→ WHAT TO WORK ON: Search the material below for the string "click" and copy each line where it appears.
****
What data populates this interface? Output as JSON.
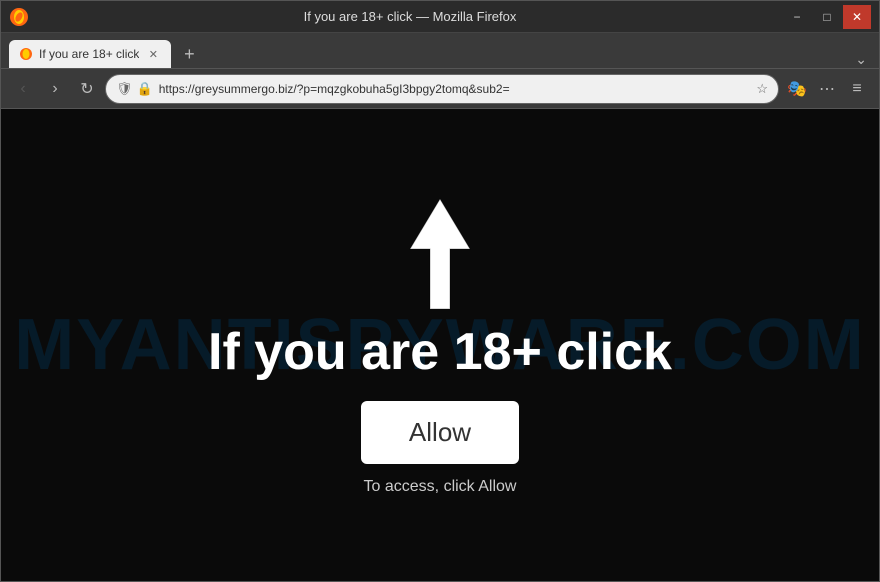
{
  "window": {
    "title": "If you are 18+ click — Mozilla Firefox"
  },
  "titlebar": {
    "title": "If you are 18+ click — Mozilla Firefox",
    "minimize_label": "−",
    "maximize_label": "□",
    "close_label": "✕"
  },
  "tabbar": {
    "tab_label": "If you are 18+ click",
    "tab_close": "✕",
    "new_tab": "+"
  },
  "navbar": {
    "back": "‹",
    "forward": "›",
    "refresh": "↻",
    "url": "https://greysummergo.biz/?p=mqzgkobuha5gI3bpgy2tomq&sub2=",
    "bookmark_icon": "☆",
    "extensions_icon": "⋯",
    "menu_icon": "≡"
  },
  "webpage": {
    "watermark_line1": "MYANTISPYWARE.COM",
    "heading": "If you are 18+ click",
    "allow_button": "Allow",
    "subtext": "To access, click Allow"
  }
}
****
→ FINISHED EXERCISE:
    "title": "If you are 18+ click — Mozilla Firefox"
    "title": "If you are 18+ click — Mozilla Firefox",
    "tab_label": "If you are 18+ click",
    "heading": "If you are 18+ click",
    "subtext": "To access, click Allow"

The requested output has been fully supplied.